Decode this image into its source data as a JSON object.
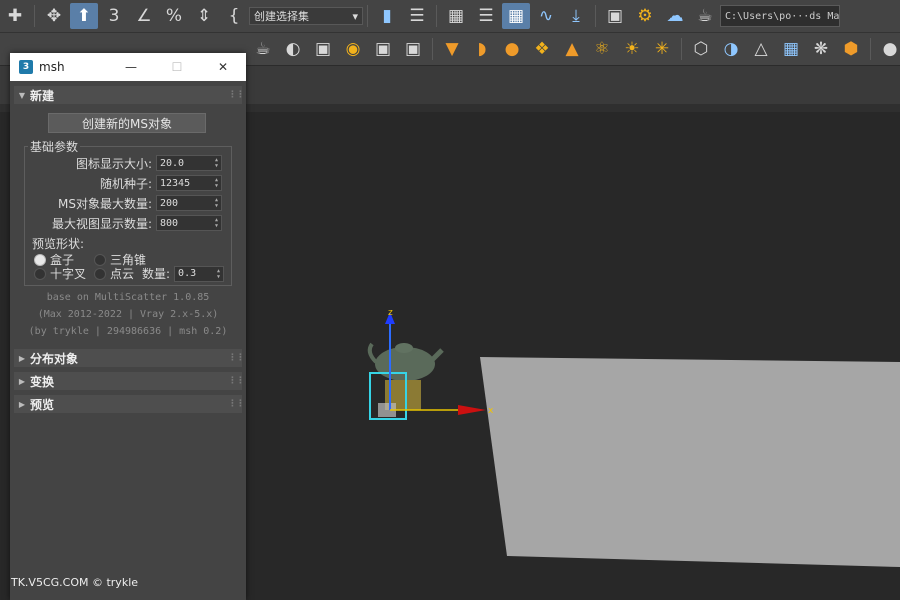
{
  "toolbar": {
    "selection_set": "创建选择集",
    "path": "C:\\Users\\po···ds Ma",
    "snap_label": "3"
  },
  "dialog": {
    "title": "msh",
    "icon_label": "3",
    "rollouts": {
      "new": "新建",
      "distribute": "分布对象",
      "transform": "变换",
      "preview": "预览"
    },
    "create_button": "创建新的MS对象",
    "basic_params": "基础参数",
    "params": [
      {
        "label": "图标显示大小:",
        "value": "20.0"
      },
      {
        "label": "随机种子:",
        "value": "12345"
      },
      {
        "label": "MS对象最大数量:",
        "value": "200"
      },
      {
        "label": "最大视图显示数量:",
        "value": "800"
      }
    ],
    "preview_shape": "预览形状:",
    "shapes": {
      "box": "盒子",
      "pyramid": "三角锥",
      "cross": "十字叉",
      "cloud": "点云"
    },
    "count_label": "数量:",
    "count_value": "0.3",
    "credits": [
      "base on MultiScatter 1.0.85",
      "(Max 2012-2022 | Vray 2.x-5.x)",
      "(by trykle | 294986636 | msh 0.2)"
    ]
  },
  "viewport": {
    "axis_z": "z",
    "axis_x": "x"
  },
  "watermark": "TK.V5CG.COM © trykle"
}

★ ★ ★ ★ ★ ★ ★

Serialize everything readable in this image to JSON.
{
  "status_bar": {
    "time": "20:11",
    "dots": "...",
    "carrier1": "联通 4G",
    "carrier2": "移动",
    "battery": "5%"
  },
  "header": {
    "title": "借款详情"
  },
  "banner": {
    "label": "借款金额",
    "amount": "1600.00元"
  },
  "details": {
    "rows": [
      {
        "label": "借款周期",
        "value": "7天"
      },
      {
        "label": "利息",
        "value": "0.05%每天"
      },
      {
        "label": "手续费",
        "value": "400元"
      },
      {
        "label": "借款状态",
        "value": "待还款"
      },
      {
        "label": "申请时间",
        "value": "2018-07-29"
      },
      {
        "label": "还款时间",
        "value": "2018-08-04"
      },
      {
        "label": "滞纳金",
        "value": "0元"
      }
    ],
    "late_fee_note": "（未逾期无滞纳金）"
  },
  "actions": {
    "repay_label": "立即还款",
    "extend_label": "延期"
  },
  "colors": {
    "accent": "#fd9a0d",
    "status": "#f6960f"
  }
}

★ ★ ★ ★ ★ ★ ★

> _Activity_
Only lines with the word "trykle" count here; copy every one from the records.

> _Expected answer_
      "(by trykle | 294986636 | msh 0.2)"
  "watermark": "TK.V5CG.COM © trykle"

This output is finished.